Task directions:
Using the records below, locate all lines containing "JSON" and return them.
--- Supplied records Enclosed Below ---
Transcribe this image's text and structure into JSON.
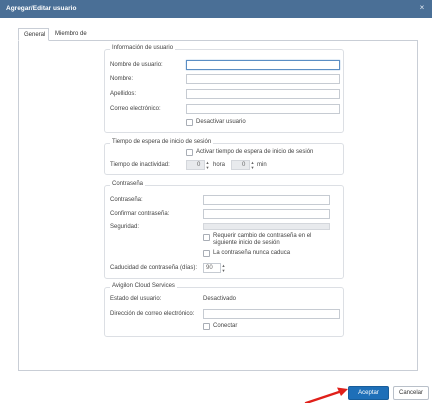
{
  "window": {
    "title": "Agregar/Editar usuario",
    "close_glyph": "×"
  },
  "tabs": [
    {
      "label": "General",
      "active": true
    },
    {
      "label": "Miembro de",
      "active": false
    }
  ],
  "user_info": {
    "legend": "Información de usuario",
    "username_label": "Nombre de usuario:",
    "first_name_label": "Nombre:",
    "last_name_label": "Apellidos:",
    "email_label": "Correo electrónico:",
    "deactivate_label": "Desactivar usuario"
  },
  "session_timeout": {
    "legend": "Tiempo de espera de inicio de sesión",
    "activate_label": "Activar tiempo de espera de inicio de sesión",
    "inactivity_label": "Tiempo de inactividad:",
    "hours_value": "0",
    "hours_label": "hora",
    "minutes_value": "0",
    "minutes_label": "min"
  },
  "password": {
    "legend": "Contraseña",
    "password_label": "Contraseña:",
    "confirm_label": "Confirmar contraseña:",
    "security_label": "Seguridad:",
    "require_change_label": "Requerir cambio de contraseña en el siguiente inicio de sesión",
    "never_expires_label": "La contraseña nunca caduca",
    "expiry_label": "Caducidad de contraseña (días):",
    "expiry_value": "90"
  },
  "cloud": {
    "legend": "Avigilon Cloud Services",
    "status_label": "Estado del usuario:",
    "status_value": "Desactivado",
    "email_label": "Dirección de correo electrónico:",
    "connect_label": "Conectar"
  },
  "footer": {
    "accept_label": "Aceptar",
    "cancel_label": "Cancelar"
  },
  "colors": {
    "titlebar": "#4a6f96",
    "primary": "#1e6fb8",
    "annotation_arrow": "#e0201a"
  },
  "icons": {
    "spin": "spinner-arrows-icon",
    "close": "close-icon",
    "annotation": "red-arrow-icon"
  }
}
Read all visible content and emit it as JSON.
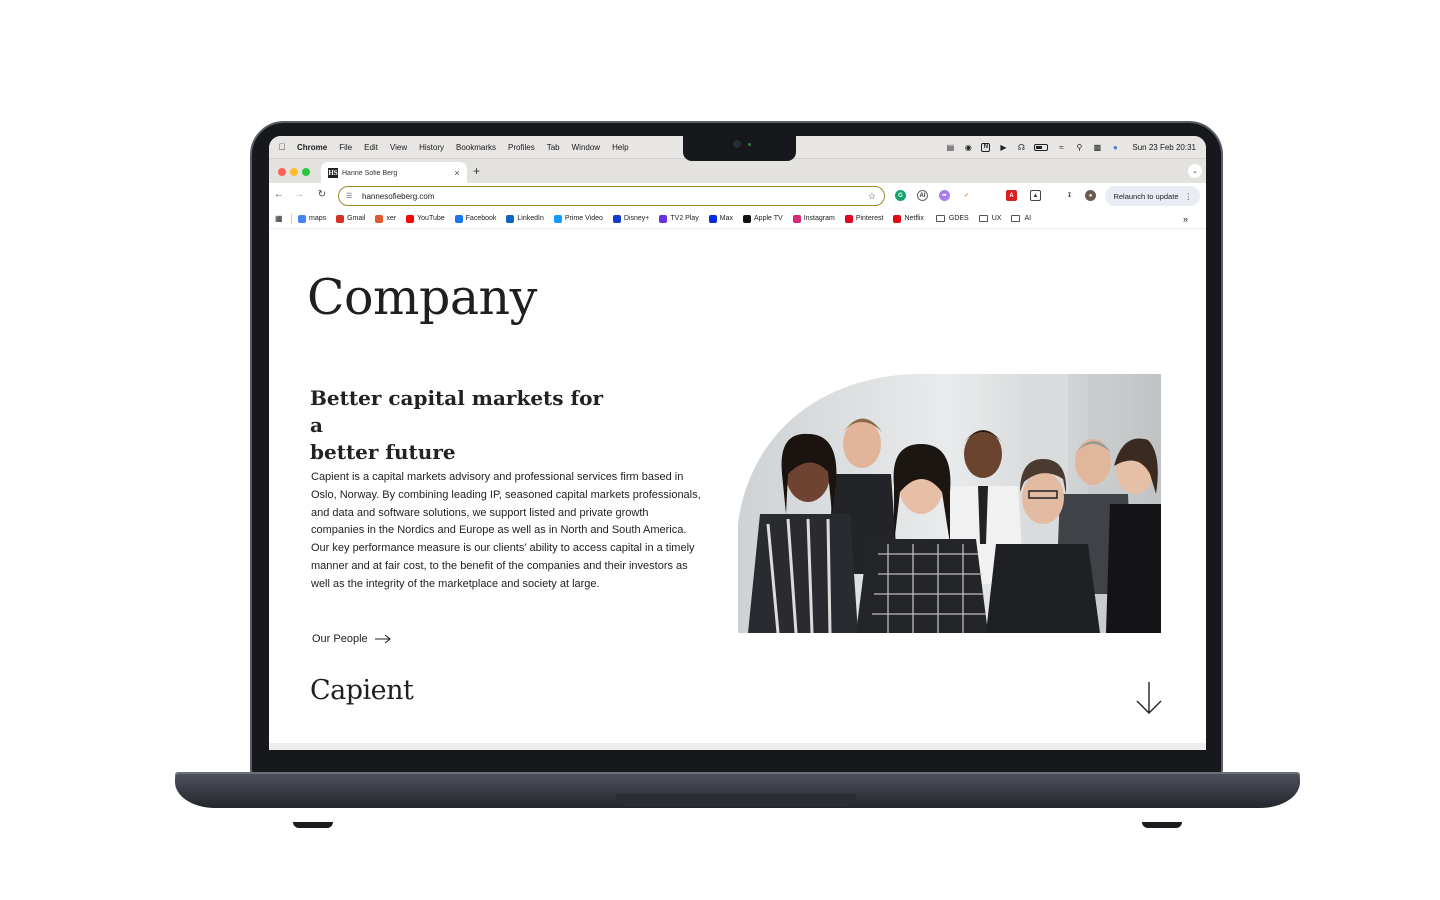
{
  "menubar": {
    "app_name": "Chrome",
    "items": [
      "File",
      "Edit",
      "View",
      "History",
      "Bookmarks",
      "Profiles",
      "Tab",
      "Window",
      "Help"
    ],
    "clock": "Sun 23 Feb  20:31"
  },
  "tab": {
    "title": "Hanne Sofie Berg",
    "favicon": "HS",
    "close": "×",
    "new_tab": "+"
  },
  "toolbar": {
    "url": "hannesofieberg.com",
    "relaunch_label": "Relaunch to update",
    "more": "⋮"
  },
  "bookmarks": [
    {
      "label": "maps",
      "icon": "maps-icon",
      "color": "#4285f4"
    },
    {
      "label": "Gmail",
      "icon": "gmail-icon",
      "color": "#d93025"
    },
    {
      "label": "xer",
      "icon": "xer-icon",
      "color": "#e05a2b"
    },
    {
      "label": "YouTube",
      "icon": "youtube-icon",
      "color": "#ff0000"
    },
    {
      "label": "Facebook",
      "icon": "facebook-icon",
      "color": "#1877f2"
    },
    {
      "label": "LinkedIn",
      "icon": "linkedin-icon",
      "color": "#0a66c2"
    },
    {
      "label": "Prime Video",
      "icon": "prime-video-icon",
      "color": "#1399ff"
    },
    {
      "label": "Disney+",
      "icon": "disney-icon",
      "color": "#113ccf"
    },
    {
      "label": "TV2 Play",
      "icon": "tv2-icon",
      "color": "#6b2fe6"
    },
    {
      "label": "Max",
      "icon": "max-icon",
      "color": "#002be7"
    },
    {
      "label": "Apple TV",
      "icon": "apple-tv-icon",
      "color": "#111111"
    },
    {
      "label": "Instagram",
      "icon": "instagram-icon",
      "color": "#d62976"
    },
    {
      "label": "Pinterest",
      "icon": "pinterest-icon",
      "color": "#e60023"
    },
    {
      "label": "Netflix",
      "icon": "netflix-icon",
      "color": "#e50914"
    }
  ],
  "bookmark_folders": [
    "GDES",
    "UX",
    "AI"
  ],
  "page": {
    "title": "Company",
    "headline_line1": "Better capital markets for a",
    "headline_line2": "better future",
    "body": "Capient is a capital markets advisory and professional services firm based in Oslo, Norway. By combining leading IP, seasoned capital markets professionals, and data and software solutions, we support listed and private growth companies in the Nordics and Europe as well as in North and South America. Our key performance measure is our clients’ ability to access capital in a timely manner and at fair cost, to the benefit of the companies and their investors as well as the integrity of the marketplace and society at large.",
    "people_link": "Our People",
    "brand": "Capient"
  },
  "colors": {
    "omnibox_border": "#9a8a2c",
    "traffic_close": "#ff5f57",
    "traffic_min": "#febc2e",
    "traffic_max": "#28c840"
  }
}
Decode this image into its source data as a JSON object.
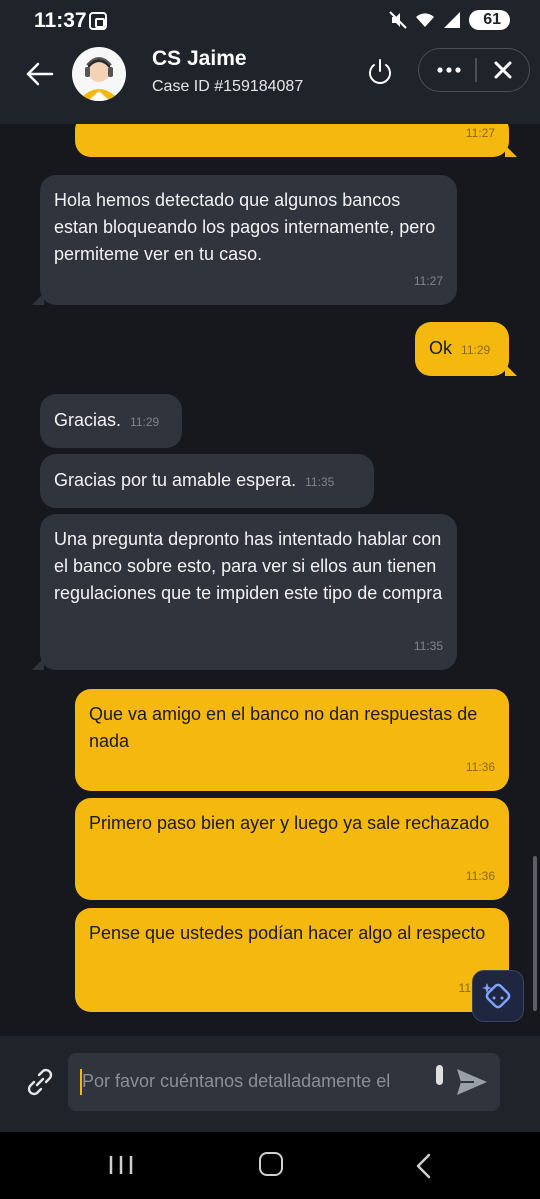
{
  "status_bar": {
    "time": "11:37",
    "battery": "61"
  },
  "header": {
    "agent_name": "CS Jaime",
    "case_id": "Case ID #159184087"
  },
  "messages": [
    {
      "side": "user",
      "text": "",
      "time": "11:27"
    },
    {
      "side": "agent",
      "text": "Hola hemos detectado que algunos bancos estan bloqueando los pagos internamente, pero permiteme ver en tu caso.",
      "time": "11:27"
    },
    {
      "side": "user",
      "text": "Ok",
      "time": "11:29"
    },
    {
      "side": "agent",
      "text": "Gracias.",
      "time": "11:29"
    },
    {
      "side": "agent",
      "text": "Gracias por tu amable espera.",
      "time": "11:35"
    },
    {
      "side": "agent",
      "text": "Una pregunta depronto has intentado hablar con el banco sobre esto, para ver si ellos aun tienen regulaciones que te impiden este tipo de compra",
      "time": "11:35"
    },
    {
      "side": "user",
      "text": "Que va amigo en el banco no dan respuestas de nada",
      "time": "11:36"
    },
    {
      "side": "user",
      "text": "Primero paso bien ayer y luego ya sale rechazado",
      "time": "11:36"
    },
    {
      "side": "user",
      "text": "Pense que ustedes podían hacer algo al respecto",
      "time": "11"
    }
  ],
  "composer": {
    "placeholder": "Por favor cuéntanos detalladamente el"
  },
  "colors": {
    "header_bg": "#1f232a",
    "chat_bg": "#16181d",
    "agent_bubble": "#2f343d",
    "user_bubble": "#f5b80f",
    "accent": "#f5b80f"
  }
}
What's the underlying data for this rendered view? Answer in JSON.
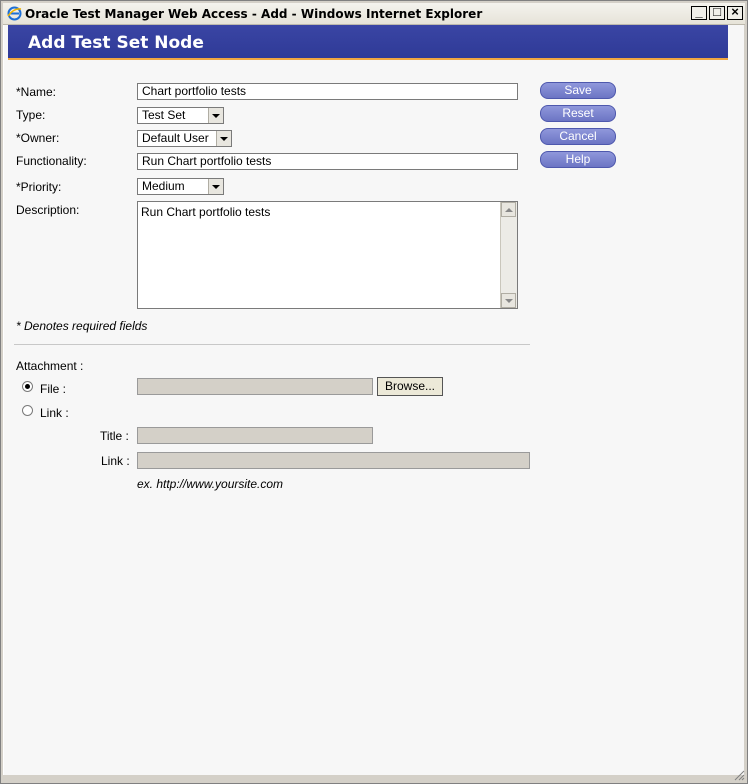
{
  "window": {
    "title": "Oracle Test Manager Web Access - Add - Windows Internet Explorer",
    "btn_min": "_",
    "btn_max": "□",
    "btn_close": "×"
  },
  "header": {
    "title": "Add Test Set Node"
  },
  "form": {
    "name_label": "*Name:",
    "name_value": "Chart portfolio tests",
    "type_label": "Type:",
    "type_value": "Test Set",
    "owner_label": "*Owner:",
    "owner_value": "Default User",
    "functionality_label": "Functionality:",
    "functionality_value": "Run Chart portfolio tests",
    "priority_label": "*Priority:",
    "priority_value": "Medium",
    "description_label": "Description:",
    "description_value": "Run Chart portfolio tests",
    "required_note": "* Denotes required fields"
  },
  "actions": {
    "save": "Save",
    "reset": "Reset",
    "cancel": "Cancel",
    "help": "Help"
  },
  "attachment": {
    "label": "Attachment :",
    "file_label": "File :",
    "file_selected": true,
    "browse": "Browse...",
    "link_radio_label": "Link :",
    "title_label": "Title :",
    "title_value": "",
    "link_label": "Link :",
    "link_value": "",
    "example": "ex. http://www.yoursite.com"
  },
  "colors": {
    "header": "#2f3a97",
    "accent": "#f0a640",
    "button": "#7a82cf"
  }
}
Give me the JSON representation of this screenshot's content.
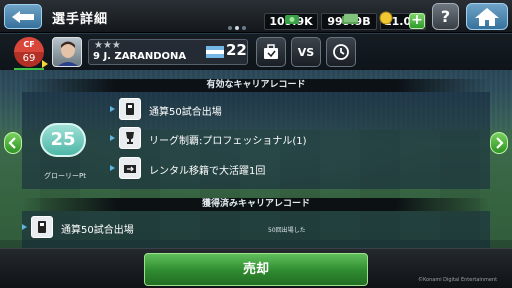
{
  "header": {
    "title": "選手詳細",
    "pages": 3,
    "active_page": 1
  },
  "currency": {
    "gp": "109.9K",
    "coins": "999.9B",
    "myclub_coins": "11.0M"
  },
  "player": {
    "position": "CF",
    "rating": "69",
    "stars": "★★★",
    "name": "9 J. ZARANDONA",
    "level": "22",
    "vs_label": "VS"
  },
  "active_records": {
    "header": "有効なキャリアレコード",
    "points": "25",
    "points_label": "グローリーPt",
    "items": [
      {
        "label": "通算50試合出場",
        "icon": "stadium-icon"
      },
      {
        "label": "リーグ制覇:プロフェッショナル(1)",
        "icon": "trophy-icon"
      },
      {
        "label": "レンタル移籍で大活躍1回",
        "icon": "transfer-icon"
      }
    ]
  },
  "earned_records": {
    "header": "獲得済みキャリアレコード",
    "items": [
      {
        "label": "通算50試合出場",
        "note": "50回出場した",
        "icon": "stadium-icon"
      }
    ]
  },
  "footer": {
    "sell_label": "売却",
    "copyright": "©Konami Digital Entertainment"
  },
  "colors": {
    "accent_green": "#2e8a2f",
    "position_red": "#d8473a",
    "score_teal": "#4fb7a8"
  }
}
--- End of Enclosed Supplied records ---
Exercise response:
Transcribe this image's text and structure into JSON.
Read all visible content and emit it as JSON.
Decode this image into its source data as a JSON object.
What's the underlying data for this rendered view? Answer in JSON.
Give me the JSON representation of this screenshot's content.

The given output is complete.